Jammed Cells Expose the Physics of Cancer
Manning, Marchetti and Schwarz were recently awarded a grant from the NSF to study the mechanical behavior of cancer tumors. More information can be found here:
Manning has accepted an invitation to serve on the Editorial Board of Physical Review Applied:
Manning is one of 4 scientists from the US, Canada, and the UK selected as a 2016 Simons Investigator in MMLS. “The intent of the Investigator in MMLS program is to help launch the research careers of outstanding junior scientists. Nominees to the program will normally be in the first few years of their first faculty appointment. Nominations will be evaluated on the basis of nominees’ potential for scientific accomplishment. A Simons Investigator in MMLS is appointed for a period of five years. An Investigator in MMLS will receive research support of $100,000 per year.”

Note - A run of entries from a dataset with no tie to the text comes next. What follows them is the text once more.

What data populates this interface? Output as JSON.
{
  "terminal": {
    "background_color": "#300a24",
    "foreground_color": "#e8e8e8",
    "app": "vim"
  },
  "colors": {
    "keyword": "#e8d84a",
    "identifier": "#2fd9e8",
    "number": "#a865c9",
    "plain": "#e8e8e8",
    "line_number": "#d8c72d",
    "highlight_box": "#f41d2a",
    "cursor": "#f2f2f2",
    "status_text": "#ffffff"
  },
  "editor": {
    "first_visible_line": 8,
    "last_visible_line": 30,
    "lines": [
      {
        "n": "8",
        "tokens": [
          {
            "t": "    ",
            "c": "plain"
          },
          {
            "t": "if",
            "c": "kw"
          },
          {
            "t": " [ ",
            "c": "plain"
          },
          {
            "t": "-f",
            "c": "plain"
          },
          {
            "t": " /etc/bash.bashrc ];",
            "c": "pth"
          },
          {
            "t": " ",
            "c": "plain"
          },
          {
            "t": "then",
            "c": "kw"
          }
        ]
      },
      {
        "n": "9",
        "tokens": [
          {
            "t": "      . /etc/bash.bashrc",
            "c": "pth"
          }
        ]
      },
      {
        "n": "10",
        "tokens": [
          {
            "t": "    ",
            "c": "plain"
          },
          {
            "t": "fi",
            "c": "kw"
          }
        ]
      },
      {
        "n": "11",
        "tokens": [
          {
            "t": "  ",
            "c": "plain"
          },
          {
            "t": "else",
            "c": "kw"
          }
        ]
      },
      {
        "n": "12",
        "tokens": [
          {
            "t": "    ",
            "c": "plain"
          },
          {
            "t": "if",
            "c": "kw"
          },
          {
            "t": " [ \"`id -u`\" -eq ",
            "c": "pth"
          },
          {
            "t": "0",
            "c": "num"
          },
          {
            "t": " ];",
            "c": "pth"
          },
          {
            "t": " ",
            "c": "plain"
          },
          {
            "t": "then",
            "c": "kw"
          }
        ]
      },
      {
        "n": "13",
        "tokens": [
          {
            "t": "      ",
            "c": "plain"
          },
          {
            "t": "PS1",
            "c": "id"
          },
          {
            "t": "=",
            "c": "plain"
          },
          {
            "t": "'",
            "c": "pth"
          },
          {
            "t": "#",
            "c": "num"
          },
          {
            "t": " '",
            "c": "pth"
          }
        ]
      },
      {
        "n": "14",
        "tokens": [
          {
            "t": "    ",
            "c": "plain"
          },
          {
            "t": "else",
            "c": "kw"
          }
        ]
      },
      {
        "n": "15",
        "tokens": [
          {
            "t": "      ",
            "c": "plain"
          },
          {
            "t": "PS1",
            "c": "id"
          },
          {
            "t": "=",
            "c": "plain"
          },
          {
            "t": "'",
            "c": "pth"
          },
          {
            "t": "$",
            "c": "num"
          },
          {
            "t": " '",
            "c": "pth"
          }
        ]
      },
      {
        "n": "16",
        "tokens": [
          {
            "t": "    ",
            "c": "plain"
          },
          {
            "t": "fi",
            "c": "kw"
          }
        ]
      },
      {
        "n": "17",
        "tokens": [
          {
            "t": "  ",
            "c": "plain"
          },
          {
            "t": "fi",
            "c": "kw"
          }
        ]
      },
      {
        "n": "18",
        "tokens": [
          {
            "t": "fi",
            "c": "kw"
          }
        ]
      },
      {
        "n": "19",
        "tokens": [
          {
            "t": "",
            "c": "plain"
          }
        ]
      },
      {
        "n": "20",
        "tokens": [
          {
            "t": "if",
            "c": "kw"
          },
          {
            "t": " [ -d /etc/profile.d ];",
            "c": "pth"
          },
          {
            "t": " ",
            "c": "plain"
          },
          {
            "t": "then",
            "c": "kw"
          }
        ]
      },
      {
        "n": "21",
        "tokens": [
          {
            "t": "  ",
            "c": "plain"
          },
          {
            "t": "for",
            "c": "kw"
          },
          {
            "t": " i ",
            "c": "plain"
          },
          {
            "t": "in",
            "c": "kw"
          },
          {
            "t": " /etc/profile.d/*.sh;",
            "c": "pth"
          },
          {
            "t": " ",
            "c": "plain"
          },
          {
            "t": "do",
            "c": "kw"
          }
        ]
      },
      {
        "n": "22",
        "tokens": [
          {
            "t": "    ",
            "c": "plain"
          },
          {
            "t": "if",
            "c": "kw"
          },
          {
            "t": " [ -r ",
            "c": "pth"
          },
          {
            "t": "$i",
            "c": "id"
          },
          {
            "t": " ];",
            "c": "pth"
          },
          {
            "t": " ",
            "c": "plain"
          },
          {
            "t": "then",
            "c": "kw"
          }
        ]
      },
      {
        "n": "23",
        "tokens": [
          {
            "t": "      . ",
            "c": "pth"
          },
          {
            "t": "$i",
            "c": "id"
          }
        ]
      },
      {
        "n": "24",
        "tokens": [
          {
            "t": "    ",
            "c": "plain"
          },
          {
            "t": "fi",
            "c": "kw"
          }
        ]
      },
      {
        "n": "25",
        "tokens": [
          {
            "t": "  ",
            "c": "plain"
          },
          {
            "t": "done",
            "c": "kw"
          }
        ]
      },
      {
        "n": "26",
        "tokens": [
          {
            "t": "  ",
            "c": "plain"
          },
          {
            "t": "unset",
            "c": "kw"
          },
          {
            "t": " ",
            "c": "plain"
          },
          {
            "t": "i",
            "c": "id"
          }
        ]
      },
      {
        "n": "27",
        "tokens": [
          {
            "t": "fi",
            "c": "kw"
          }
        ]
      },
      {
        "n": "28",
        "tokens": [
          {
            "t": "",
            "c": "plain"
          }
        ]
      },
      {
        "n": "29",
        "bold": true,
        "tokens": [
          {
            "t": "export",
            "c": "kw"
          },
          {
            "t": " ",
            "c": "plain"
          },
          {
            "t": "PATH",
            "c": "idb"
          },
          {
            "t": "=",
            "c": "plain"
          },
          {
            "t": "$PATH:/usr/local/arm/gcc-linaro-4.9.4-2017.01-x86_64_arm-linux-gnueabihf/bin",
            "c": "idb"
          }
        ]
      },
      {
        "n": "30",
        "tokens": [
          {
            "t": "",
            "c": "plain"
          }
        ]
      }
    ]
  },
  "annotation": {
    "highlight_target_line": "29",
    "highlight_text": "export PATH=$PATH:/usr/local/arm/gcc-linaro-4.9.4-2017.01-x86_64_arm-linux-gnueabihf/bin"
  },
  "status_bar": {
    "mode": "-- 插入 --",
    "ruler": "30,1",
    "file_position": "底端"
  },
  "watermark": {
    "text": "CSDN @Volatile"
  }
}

The citation reads, “Lisa Manning started her research career in the physics of glasses, i.e., how a disordered group of molecules or particles freezes into a rigid solid at a well-defined temperature. She then turned her attention to morphogenesis, the process by which embryos transform from a spherical egg to a shape we recognize as an insect, plant or mammal, showing that aspects of this process could be modeled by surface tension in analogy with the description of immiscible liquids. Her most recent work uses ideas from the physics of glasses to describe the mobility of cells organized in sheets and applies to a broad class of biological tissues, including embryos and cells from asthma patients.”
Simons Investigators Awardees
The Manning group is a member of the “Cracking the Glass” collaboration that just received a grant from the Simons Foundation Mathematics and the Physical Sciences (MPS) division to study the glassy state of matter.
The collaboration website is here: https://scglass.uchicago.edu/
A news story about the collaboration: http://asnews.syr.edu/newsevents_2016/releases/lisa_manning_simons_award.html
Kassidy Lundy, who is an undergraduate biophysics major and Manning group researcher, won 1st place for her poster presentation titled, “Exploring Kupffer’s Vesicle Through Self Propelled Particle Simulations.” The poster competition was part of the 24th Annual CSTEP Statewide Student Conference, held on April 9th at the Sagamore Resort at Lake George, and her poster won in the engineering, material science and physical science category. There were over 500 participants and over 200 presenters at the state-wide conference. Congratulations, Kassidy!!!!
A description of the conference is here: http://soe.syr.edu/news.aspx?recid=511.
Former Manning group postdoc Dapeng (Max) Bi has accepted a tenure track position at Northeastern University beginning in 2017. He is currently a postdoctoral fellow at Rockefeller University. Congratulations, Max! His website is here.
Our manuscript in collaboration with the Marchetti group describing a glass transition in a new self-propelled voronoi model for active tissues was just accepted at PRX. Congratulations, Max and Xingbo!
Manning is co-organizing the Aspen Center for Physics Workshop, Physics of Development and Disease, March 27-April 1 2016 in Aspen, CO.
The website for the conference is here.
Manning is giving a public lecture, and Merkel is presenting a talk entitled, “Glassy dynamics in a model for confluent three-dimensional tissues”.
It was announced this week that Lisa Manning has won the 2016 IUPAP Young Investigator Award given by the C3 (Statistical Physics) commission, along with Martin Lenz. The award is given “in recognition of her outstanding statistical physics contributions to the fields of granular materials, jamming, and biological cell dynamics.” The award is given to one or two scientists from around the world every three years. Manning is the first American and the first woman to win the award. More information about the award can be found here: http://statphys26.sciencesconf.org/resource/page/id/16